There is a better way to measure incrementality in market mix, writes Mutinex CEO and co-founder Henry Innis.

When it comes to efficiency in advertising, marketers have placed their faith in “lift testing” for a long time. And for good reason. In isolation, lift testing has certainly been the most reliable way to find out how much incrementality media spend delivers on a channel-by-channel basis, helping marketers optimise their channel spend and allowing them to uncover insights about creative. Lift testing (when conducted well) is a great tool in the marketing tool belt.

But lift testing usually reduces campaign spend by 10-20% of a media budget. And it’s here that marketers often need to make a trade-off between the valuable data points generated by the exclusion of specific markets for a portion of the bottom-line campaign results and a certain level of disruption.

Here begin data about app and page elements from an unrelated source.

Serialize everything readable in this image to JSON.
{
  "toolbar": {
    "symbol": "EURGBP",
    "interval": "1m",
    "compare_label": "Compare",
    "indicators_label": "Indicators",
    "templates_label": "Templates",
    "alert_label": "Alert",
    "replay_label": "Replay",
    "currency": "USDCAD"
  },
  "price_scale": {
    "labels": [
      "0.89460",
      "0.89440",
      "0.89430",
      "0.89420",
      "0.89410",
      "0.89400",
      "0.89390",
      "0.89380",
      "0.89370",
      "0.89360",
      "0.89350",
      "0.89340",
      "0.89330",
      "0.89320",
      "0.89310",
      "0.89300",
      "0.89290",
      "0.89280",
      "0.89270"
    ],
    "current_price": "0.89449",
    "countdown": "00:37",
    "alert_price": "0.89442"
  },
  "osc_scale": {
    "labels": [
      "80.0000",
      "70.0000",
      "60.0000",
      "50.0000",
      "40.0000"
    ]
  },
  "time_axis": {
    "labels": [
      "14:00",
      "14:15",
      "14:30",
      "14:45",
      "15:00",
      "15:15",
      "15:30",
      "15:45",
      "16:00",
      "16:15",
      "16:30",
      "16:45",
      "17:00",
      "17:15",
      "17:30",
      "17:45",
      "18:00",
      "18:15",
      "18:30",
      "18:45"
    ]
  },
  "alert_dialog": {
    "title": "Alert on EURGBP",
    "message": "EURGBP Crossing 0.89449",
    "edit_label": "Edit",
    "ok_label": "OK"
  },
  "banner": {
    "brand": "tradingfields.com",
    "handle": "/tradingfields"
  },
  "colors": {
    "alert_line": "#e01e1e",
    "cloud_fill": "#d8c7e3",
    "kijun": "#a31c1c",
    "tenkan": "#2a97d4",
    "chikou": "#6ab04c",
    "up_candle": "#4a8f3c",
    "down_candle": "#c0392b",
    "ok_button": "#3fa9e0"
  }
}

We help customers tread this line all the time. And we’ve come to understand something valuable about how marketing mix and lift testing can work together. Now we want to help marketers make the most of lift testing by using the results to make your model work harder and smarter. It all comes down to how your model processes information.

The issue of multi-collinearity

Econometric modelling is a great partner with lift testing. Why? All econometric models face a problem called multi-collinearity. Basically, market mix models have a lot of data in them.

That data creates noise and the model can’t tell what’s vital – which sets of data are important to incremental growth versus just kicking around. So we need to train the model by telling it what’s important. One way to do that is by conducting regular lift tests. Lift tests are great because they create variation in the baseline data. Models thrive on variation because it allows them to learn how each investment decision will likely impact results.

But there’s more than one way to give a model information.

The first way to present this information to the model is to simply tell it the results of the lift test. Once the model has the results, it can incorporate them into the modelling moving forward. “Aha! (says the model), now I know what happens if you turn your social media spend off!”. This is called forcing a ‘prior’ (a prior in this context is just something we already know) and is the most common way that market mix models have traditionally incorporated lift testing.

But models that use lift tests as ‘priors’ are not trained to recognise incrementality naturally in the data. They either aren’t granular enough (for example, not being able to see media go dark or go light) or smart enough (able to understand and automatically recognise an experiment, using it to inform the rest of the main model). In short, using lift tests as hard priors makes it obvious the model isn’t working in a game of information. Your model isn’t looking for the answers, because it’s waiting for you to tell it the answers.

There is a better way to measure incrementality in market mix and it’s something we’re working hard to unlock. The key is how the model works. If a market goes dark, the model should pick that up. And it should see the result and use it as information. By translating it this way, we unlock models driven by information, rather than heavily configured priors everywhere.

What does this mean for marketers?

If we look at the average marketing program in detail, there is actually already quite a bit of variation in marketing spend across the course of any given year – most companies are not consistently running campaigns everywhere on every channel.

If your model is able to learn from more subtle cues, then your reliance on lift testing during major campaigns may be significantly reduced over time. That’s why we firmly believe that the solution to this problem lies in the information a model can process by itself. In this scenario, your model is actively learning about the impacts of spend variation (including tests) rather than you telling it the results.

There will likely always be a place for lift tests in the marketing tool belt. When conducted well, they provide a simple illustration of what’s effective and can provide results very quickly. But reducing reliance on lift tests converted to priors as a way to train econometric models will mean that they don’t need to be used as often and marketers can reap the rewards of less disruption. After all, who wants a lazy model?